IP:125.* * *
Nowadays you can find four on every corner, but back in 1971, Starbucks was just another coffee place bringing caffeine to the sleepy masses. Frappuccinos were still 24 years away, the stock market wasn't even a consideration, and no one knew what the hell a Pumpkin Spice Latte was. Obviously a lot happened in the ensuing four decades, so we thought we'd bring you up to speed on the highlights from Starbucks' nautical-themed history.
1.It was founded by two teachers and a writer.
Though the man most associated with Starbucks is chairman and CEO Howard Schultz -- who's been with the company since the '80s -- it was actually started by three dudes without an MBA between them.
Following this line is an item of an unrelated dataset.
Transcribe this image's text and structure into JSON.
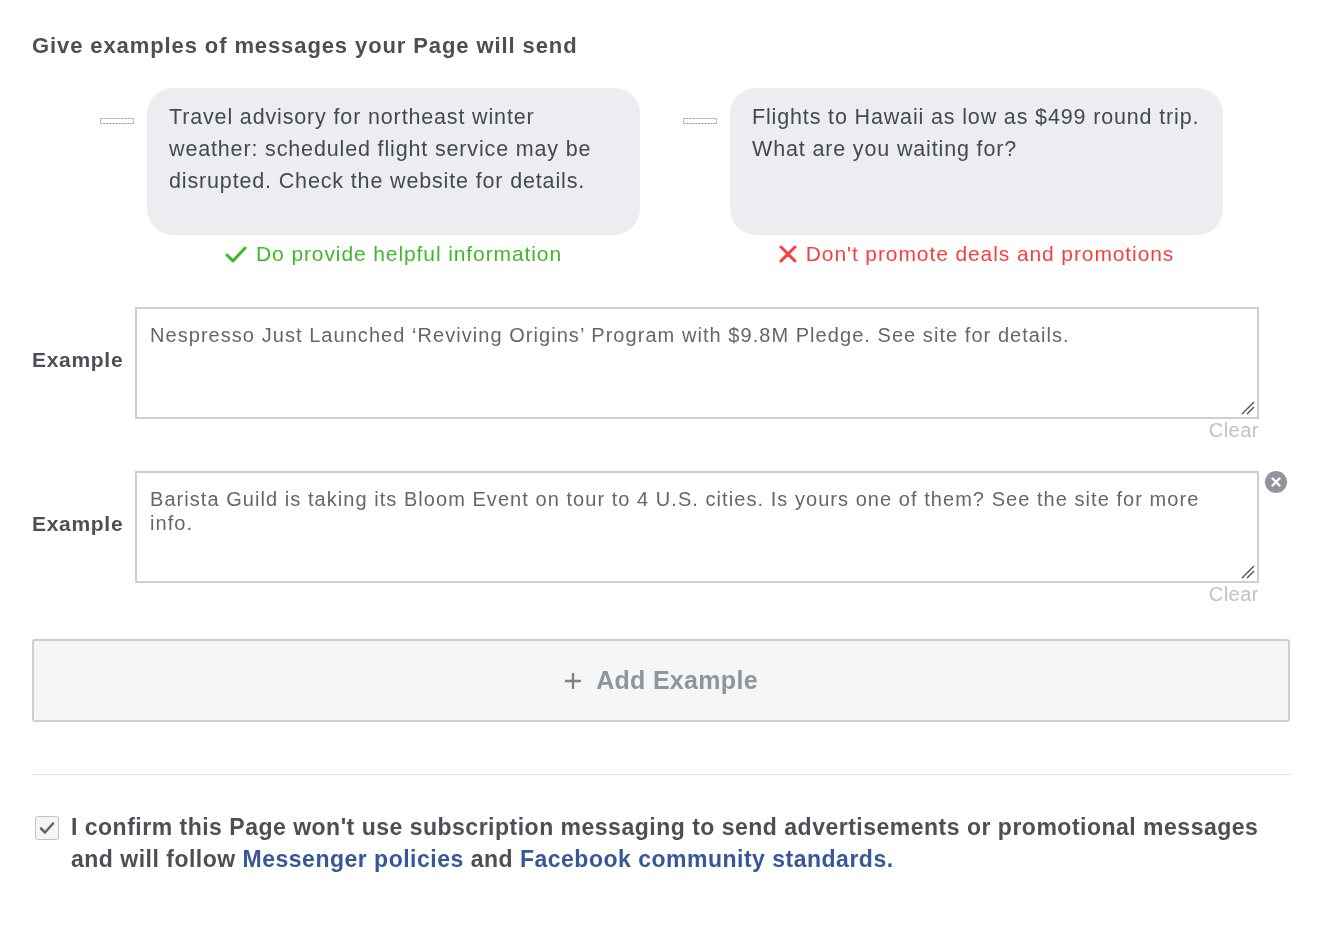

That'd be Gordon Bowker (a writer), Zev Siegl (a history teacher), and Jerry Baldwin (an English teacher). Wanting to bring the best coffee to Seattle, they opened the first Starbucks in 1971 in Pike Place Market. It only sold beans at first, but that would change once Schultz stepped in.
2.The name was inspired by Moby-Dick.
"Starbucks" refers to the first mate in that Herman Melville book you never quite finished in high school. Looking back, it might seem like an unusual namesake, but the original idea was much stranger. Bowker first suggested they name the place after the Moby-Dick whaling ship, the Pequod.
3.The original mermaid was way racier.
Seeing as the Starbucks logo is a siren, she's supposed to lure you into buying coffee. But the first version wasn't exactly a subtle seductress. They at least covered up her chest with flowing hair in 1987, but she didn't morph into the version we're familiar with until 1992.
4.The size names are truly meaningless.
It turns out there's no real reason why a small is tall or a large is venti.
5.NPR prank-reported a Starbucks pipeline.
In 1996, NPR's All Things Considered told listeners that Starbucks was developing atranscontinental coffee pipeline that would carry freshly roasted coffee beans across thousands of miles. Except this information came on a pretty critical date: April 1st.